PS- My aforementioned crazy costume changes receive some videographic kin in Boston Ballet’s awesome time-lapse compilation of Second Soloist Paul Craig’s many different Nutcracker roles here.

a very nutty friday

With two shows in Winchester and another week of rehearsals under my belt, it’s safe to say I am officially in full on Nutcracking mode.  It only seemed appropriate to have this week’s links reflect my current nutty state of mind…

Secrets behind the magic of The Nutcracker from the Royal Opera House.  (spoiler alert)

“The greatest mysteries, however, remain in the music we already know. What does the Sugar Plum’s adagio express?
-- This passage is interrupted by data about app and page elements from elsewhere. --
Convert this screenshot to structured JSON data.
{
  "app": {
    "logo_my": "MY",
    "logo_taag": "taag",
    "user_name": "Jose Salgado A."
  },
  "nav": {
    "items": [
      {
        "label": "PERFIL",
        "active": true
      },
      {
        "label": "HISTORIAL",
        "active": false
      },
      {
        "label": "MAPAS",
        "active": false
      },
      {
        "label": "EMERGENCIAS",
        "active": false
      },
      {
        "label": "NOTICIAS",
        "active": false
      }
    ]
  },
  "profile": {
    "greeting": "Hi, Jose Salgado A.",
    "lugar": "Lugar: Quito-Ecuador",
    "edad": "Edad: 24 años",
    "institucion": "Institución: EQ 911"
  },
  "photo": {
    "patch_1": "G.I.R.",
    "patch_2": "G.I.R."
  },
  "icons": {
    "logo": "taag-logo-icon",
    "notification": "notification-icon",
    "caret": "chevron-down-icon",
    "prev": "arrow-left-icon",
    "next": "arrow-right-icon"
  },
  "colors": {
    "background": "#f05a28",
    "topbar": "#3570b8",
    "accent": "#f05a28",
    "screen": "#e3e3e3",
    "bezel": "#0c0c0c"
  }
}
We can say it’s about the sublimity of a perfect being; we can say its huge, cascading scales are liturgical, Tchaikovsky’s requiem for his beloved sister (who died while he was preparing the ballet); it contains both glory and tragedy.” -New York Times dance critic, Alastair Macauly, on the mystery and reward of his annual Nutcracker marathons.  (reminds me of the Nutcracker mini-marathons my mom and I used to do)

Meet the Sugarplums of Boston (Hi Ashley!)

Festival Ballet’s Adaptive Dance program comes to the Nutcracker stage. (heartwarming)

Dew Drop is my favorite part of Balanchine’s Nutcracker. (so dynamic)

A while back my mom and I went on a little date to see the Bolshoi Ballet’s Romeo & Juliet– in a movie theater a few miles away from Providence.  Though an entirely different experience from that of attending a live performance, seeing ballet on the big screen was stunning in its own way, and the behind-the-scenes footage and commentary were so cool.  Now is your chance to see what I mean- this weekend The Royal Ballet’s Nutcracker will be screening at a view different theaters around the country. (check out the RI schedule here!)

And while you’re at it, check out some of The Royal Ballet’s rehearsal shots from their time in the studio preparing The Nutcracker. (lovely)

For tickets to FBP’s Nutcracker at PPAC next weekend. (shop local)